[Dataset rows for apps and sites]
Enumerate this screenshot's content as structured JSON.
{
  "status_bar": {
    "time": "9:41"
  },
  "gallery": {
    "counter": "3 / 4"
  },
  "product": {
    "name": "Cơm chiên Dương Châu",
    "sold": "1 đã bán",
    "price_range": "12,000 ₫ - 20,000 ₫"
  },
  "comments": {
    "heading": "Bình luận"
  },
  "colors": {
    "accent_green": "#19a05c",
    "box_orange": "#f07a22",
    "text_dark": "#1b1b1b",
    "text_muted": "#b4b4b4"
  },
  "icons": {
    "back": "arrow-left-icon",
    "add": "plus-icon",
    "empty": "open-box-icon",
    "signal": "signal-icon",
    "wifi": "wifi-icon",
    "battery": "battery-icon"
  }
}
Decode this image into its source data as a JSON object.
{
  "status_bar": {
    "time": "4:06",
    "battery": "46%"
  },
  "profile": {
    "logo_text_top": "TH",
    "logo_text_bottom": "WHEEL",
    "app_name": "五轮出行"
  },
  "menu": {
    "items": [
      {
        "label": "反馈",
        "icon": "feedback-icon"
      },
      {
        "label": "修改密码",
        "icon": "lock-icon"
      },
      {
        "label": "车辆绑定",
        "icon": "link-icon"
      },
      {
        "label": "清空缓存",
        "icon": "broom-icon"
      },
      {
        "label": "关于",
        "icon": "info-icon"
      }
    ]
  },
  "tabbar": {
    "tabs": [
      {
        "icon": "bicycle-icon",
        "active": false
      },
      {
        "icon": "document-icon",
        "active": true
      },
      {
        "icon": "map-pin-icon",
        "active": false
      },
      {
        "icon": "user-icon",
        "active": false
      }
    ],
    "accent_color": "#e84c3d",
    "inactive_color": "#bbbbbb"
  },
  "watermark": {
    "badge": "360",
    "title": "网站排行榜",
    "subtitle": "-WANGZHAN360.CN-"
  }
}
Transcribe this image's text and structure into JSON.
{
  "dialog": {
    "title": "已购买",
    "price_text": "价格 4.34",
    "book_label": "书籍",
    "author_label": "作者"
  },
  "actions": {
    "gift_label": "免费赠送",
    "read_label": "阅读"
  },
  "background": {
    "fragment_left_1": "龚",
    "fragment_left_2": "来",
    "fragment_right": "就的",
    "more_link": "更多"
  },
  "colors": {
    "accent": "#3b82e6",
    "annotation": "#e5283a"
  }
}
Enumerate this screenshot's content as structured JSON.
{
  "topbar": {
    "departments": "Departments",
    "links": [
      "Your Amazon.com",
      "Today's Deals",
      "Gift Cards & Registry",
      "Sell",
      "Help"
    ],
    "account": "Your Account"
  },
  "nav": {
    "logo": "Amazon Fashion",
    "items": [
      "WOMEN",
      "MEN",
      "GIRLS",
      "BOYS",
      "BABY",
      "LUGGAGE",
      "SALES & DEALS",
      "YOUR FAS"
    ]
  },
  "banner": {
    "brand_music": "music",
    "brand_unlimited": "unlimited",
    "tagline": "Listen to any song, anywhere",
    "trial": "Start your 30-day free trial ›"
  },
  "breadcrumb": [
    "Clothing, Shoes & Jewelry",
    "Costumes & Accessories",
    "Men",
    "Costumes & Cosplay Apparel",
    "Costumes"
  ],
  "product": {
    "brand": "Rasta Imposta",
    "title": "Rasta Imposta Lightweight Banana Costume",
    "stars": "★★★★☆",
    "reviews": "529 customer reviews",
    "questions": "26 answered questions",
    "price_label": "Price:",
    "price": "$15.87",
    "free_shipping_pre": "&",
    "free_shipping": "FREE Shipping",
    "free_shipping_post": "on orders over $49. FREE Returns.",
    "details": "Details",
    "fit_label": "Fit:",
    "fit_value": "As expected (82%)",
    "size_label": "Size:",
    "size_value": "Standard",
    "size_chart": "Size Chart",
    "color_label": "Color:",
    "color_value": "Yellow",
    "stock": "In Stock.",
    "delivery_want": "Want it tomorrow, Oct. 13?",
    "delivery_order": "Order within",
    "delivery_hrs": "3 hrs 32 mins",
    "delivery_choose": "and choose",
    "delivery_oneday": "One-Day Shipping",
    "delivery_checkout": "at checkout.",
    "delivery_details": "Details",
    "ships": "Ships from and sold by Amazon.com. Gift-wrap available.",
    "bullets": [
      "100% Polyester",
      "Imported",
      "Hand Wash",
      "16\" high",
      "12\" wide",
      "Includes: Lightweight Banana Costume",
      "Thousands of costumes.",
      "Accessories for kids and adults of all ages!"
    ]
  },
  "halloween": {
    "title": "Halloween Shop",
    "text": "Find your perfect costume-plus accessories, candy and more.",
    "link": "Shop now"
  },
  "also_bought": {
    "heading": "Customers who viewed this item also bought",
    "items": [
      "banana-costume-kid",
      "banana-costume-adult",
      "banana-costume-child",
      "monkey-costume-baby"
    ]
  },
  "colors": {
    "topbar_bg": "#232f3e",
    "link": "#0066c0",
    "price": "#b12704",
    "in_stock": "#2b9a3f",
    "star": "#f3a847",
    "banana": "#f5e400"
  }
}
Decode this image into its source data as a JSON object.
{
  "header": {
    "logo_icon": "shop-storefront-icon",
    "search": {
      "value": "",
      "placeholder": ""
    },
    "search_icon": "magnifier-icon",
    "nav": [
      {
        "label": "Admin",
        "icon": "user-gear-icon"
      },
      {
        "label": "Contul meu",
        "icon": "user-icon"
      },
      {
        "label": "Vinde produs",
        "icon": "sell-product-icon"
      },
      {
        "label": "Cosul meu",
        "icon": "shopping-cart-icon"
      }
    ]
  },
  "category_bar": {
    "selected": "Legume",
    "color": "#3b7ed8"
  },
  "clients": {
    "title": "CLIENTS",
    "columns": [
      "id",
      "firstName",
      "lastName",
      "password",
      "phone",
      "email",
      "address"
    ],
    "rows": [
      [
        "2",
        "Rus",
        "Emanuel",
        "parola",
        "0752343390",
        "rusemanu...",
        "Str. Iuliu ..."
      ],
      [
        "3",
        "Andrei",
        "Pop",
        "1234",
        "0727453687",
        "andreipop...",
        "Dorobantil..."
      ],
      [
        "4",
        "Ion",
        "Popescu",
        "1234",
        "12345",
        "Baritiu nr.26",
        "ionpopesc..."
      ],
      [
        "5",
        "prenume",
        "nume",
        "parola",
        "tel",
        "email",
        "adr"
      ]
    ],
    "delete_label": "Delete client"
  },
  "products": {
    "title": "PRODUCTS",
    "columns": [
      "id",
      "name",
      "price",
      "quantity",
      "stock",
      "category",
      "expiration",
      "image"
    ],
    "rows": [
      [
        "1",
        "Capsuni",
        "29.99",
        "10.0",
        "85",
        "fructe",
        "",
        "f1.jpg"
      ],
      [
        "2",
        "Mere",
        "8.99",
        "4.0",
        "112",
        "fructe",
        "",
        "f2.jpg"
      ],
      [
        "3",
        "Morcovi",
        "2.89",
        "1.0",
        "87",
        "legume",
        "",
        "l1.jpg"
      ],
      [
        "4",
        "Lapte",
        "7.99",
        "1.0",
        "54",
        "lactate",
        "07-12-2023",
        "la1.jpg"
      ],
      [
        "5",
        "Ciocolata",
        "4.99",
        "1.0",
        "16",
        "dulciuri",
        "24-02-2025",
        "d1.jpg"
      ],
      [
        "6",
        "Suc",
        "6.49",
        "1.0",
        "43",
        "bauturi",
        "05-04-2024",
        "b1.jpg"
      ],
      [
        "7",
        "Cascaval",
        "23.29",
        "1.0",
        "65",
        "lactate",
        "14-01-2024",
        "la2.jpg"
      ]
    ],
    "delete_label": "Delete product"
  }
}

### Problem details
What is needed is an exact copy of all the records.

### Final answer
Enumerate this screenshot's content as structured JSON.
{
  "status_bar": {
    "time": "9:41"
  },
  "gallery": {
    "counter": "3 / 4"
  },
  "product": {
    "name": "Cơm chiên Dương Châu",
    "sold": "1 đã bán",
    "price_range": "12,000 ₫ - 20,000 ₫"
  },
  "comments": {
    "heading": "Bình luận"
  },
  "colors": {
    "accent_green": "#19a05c",
    "box_orange": "#f07a22",
    "text_dark": "#1b1b1b",
    "text_muted": "#b4b4b4"
  },
  "icons": {
    "back": "arrow-left-icon",
    "add": "plus-icon",
    "empty": "open-box-icon",
    "signal": "signal-icon",
    "wifi": "wifi-icon",
    "battery": "battery-icon"
  }
}
Decode this image into its source data as a JSON object.
{
  "status_bar": {
    "time": "4:06",
    "battery": "46%"
  },
  "profile": {
    "logo_text_top": "TH",
    "logo_text_bottom": "WHEEL",
    "app_name": "五轮出行"
  },
  "menu": {
    "items": [
      {
        "label": "反馈",
        "icon": "feedback-icon"
      },
      {
        "label": "修改密码",
        "icon": "lock-icon"
      },
      {
        "label": "车辆绑定",
        "icon": "link-icon"
      },
      {
        "label": "清空缓存",
        "icon": "broom-icon"
      },
      {
        "label": "关于",
        "icon": "info-icon"
      }
    ]
  },
  "tabbar": {
    "tabs": [
      {
        "icon": "bicycle-icon",
        "active": false
      },
      {
        "icon": "document-icon",
        "active": true
      },
      {
        "icon": "map-pin-icon",
        "active": false
      },
      {
        "icon": "user-icon",
        "active": false
      }
    ],
    "accent_color": "#e84c3d",
    "inactive_color": "#bbbbbb"
  },
  "watermark": {
    "badge": "360",
    "title": "网站排行榜",
    "subtitle": "-WANGZHAN360.CN-"
  }
}
Transcribe this image's text and structure into JSON.
{
  "dialog": {
    "title": "已购买",
    "price_text": "价格 4.34",
    "book_label": "书籍",
    "author_label": "作者"
  },
  "actions": {
    "gift_label": "免费赠送",
    "read_label": "阅读"
  },
  "background": {
    "fragment_left_1": "龚",
    "fragment_left_2": "来",
    "fragment_right": "就的",
    "more_link": "更多"
  },
  "colors": {
    "accent": "#3b82e6",
    "annotation": "#e5283a"
  }
}
Enumerate this screenshot's content as structured JSON.
{
  "topbar": {
    "departments": "Departments",
    "links": [
      "Your Amazon.com",
      "Today's Deals",
      "Gift Cards & Registry",
      "Sell",
      "Help"
    ],
    "account": "Your Account"
  },
  "nav": {
    "logo": "Amazon Fashion",
    "items": [
      "WOMEN",
      "MEN",
      "GIRLS",
      "BOYS",
      "BABY",
      "LUGGAGE",
      "SALES & DEALS",
      "YOUR FAS"
    ]
  },
  "banner": {
    "brand_music": "music",
    "brand_unlimited": "unlimited",
    "tagline": "Listen to any song, anywhere",
    "trial": "Start your 30-day free trial ›"
  },
  "breadcrumb": [
    "Clothing, Shoes & Jewelry",
    "Costumes & Accessories",
    "Men",
    "Costumes & Cosplay Apparel",
    "Costumes"
  ],
  "product": {
    "brand": "Rasta Imposta",
    "title": "Rasta Imposta Lightweight Banana Costume",
    "stars": "★★★★☆",
    "reviews": "529 customer reviews",
    "questions": "26 answered questions",
    "price_label": "Price:",
    "price": "$15.87",
    "free_shipping_pre": "&",
    "free_shipping": "FREE Shipping",
    "free_shipping_post": "on orders over $49. FREE Returns.",
    "details": "Details",
    "fit_label": "Fit:",
    "fit_value": "As expected (82%)",
    "size_label": "Size:",
    "size_value": "Standard",
    "size_chart": "Size Chart",
    "color_label": "Color:",
    "color_value": "Yellow",
    "stock": "In Stock.",
    "delivery_want": "Want it tomorrow, Oct. 13?",
    "delivery_order": "Order within",
    "delivery_hrs": "3 hrs 32 mins",
    "delivery_choose": "and choose",
    "delivery_oneday": "One-Day Shipping",
    "delivery_checkout": "at checkout.",
    "delivery_details": "Details",
    "ships": "Ships from and sold by Amazon.com. Gift-wrap available.",
    "bullets": [
      "100% Polyester",
      "Imported",
      "Hand Wash",
      "16\" high",
      "12\" wide",
      "Includes: Lightweight Banana Costume",
      "Thousands of costumes.",
      "Accessories for kids and adults of all ages!"
    ]
  },
  "halloween": {
    "title": "Halloween Shop",
    "text": "Find your perfect costume-plus accessories, candy and more.",
    "link": "Shop now"
  },
  "also_bought": {
    "heading": "Customers who viewed this item also bought",
    "items": [
      "banana-costume-kid",
      "banana-costume-adult",
      "banana-costume-child",
      "monkey-costume-baby"
    ]
  },
  "colors": {
    "topbar_bg": "#232f3e",
    "link": "#0066c0",
    "price": "#b12704",
    "in_stock": "#2b9a3f",
    "star": "#f3a847",
    "banana": "#f5e400"
  }
}
Decode this image into its source data as a JSON object.
{
  "header": {
    "logo_icon": "shop-storefront-icon",
    "search": {
      "value": "",
      "placeholder": ""
    },
    "search_icon": "magnifier-icon",
    "nav": [
      {
        "label": "Admin",
        "icon": "user-gear-icon"
      },
      {
        "label": "Contul meu",
        "icon": "user-icon"
      },
      {
        "label": "Vinde produs",
        "icon": "sell-product-icon"
      },
      {
        "label": "Cosul meu",
        "icon": "shopping-cart-icon"
      }
    ]
  },
  "category_bar": {
    "selected": "Legume",
    "color": "#3b7ed8"
  },
  "clients": {
    "title": "CLIENTS",
    "columns": [
      "id",
      "firstName",
      "lastName",
      "password",
      "phone",
      "email",
      "address"
    ],
    "rows": [
      [
        "2",
        "Rus",
        "Emanuel",
        "parola",
        "0752343390",
        "rusemanu...",
        "Str. Iuliu ..."
      ],
      [
        "3",
        "Andrei",
        "Pop",
        "1234",
        "0727453687",
        "andreipop...",
        "Dorobantil..."
      ],
      [
        "4",
        "Ion",
        "Popescu",
        "1234",
        "12345",
        "Baritiu nr.26",
        "ionpopesc..."
      ],
      [
        "5",
        "prenume",
        "nume",
        "parola",
        "tel",
        "email",
        "adr"
      ]
    ],
    "delete_label": "Delete client"
  },
  "products": {
    "title": "PRODUCTS",
    "columns": [
      "id",
      "name",
      "price",
      "quantity",
      "stock",
      "category",
      "expiration",
      "image"
    ],
    "rows": [
      [
        "1",
        "Capsuni",
        "29.99",
        "10.0",
        "85",
        "fructe",
        "",
        "f1.jpg"
      ],
      [
        "2",
        "Mere",
        "8.99",
        "4.0",
        "112",
        "fructe",
        "",
        "f2.jpg"
      ],
      [
        "3",
        "Morcovi",
        "2.89",
        "1.0",
        "87",
        "legume",
        "",
        "l1.jpg"
      ],
      [
        "4",
        "Lapte",
        "7.99",
        "1.0",
        "54",
        "lactate",
        "07-12-2023",
        "la1.jpg"
      ],
      [
        "5",
        "Ciocolata",
        "4.99",
        "1.0",
        "16",
        "dulciuri",
        "24-02-2025",
        "d1.jpg"
      ],
      [
        "6",
        "Suc",
        "6.49",
        "1.0",
        "43",
        "bauturi",
        "05-04-2024",
        "b1.jpg"
      ],
      [
        "7",
        "Cascaval",
        "23.29",
        "1.0",
        "65",
        "lactate",
        "14-01-2024",
        "la2.jpg"
      ]
    ],
    "delete_label": "Delete product"
  }
}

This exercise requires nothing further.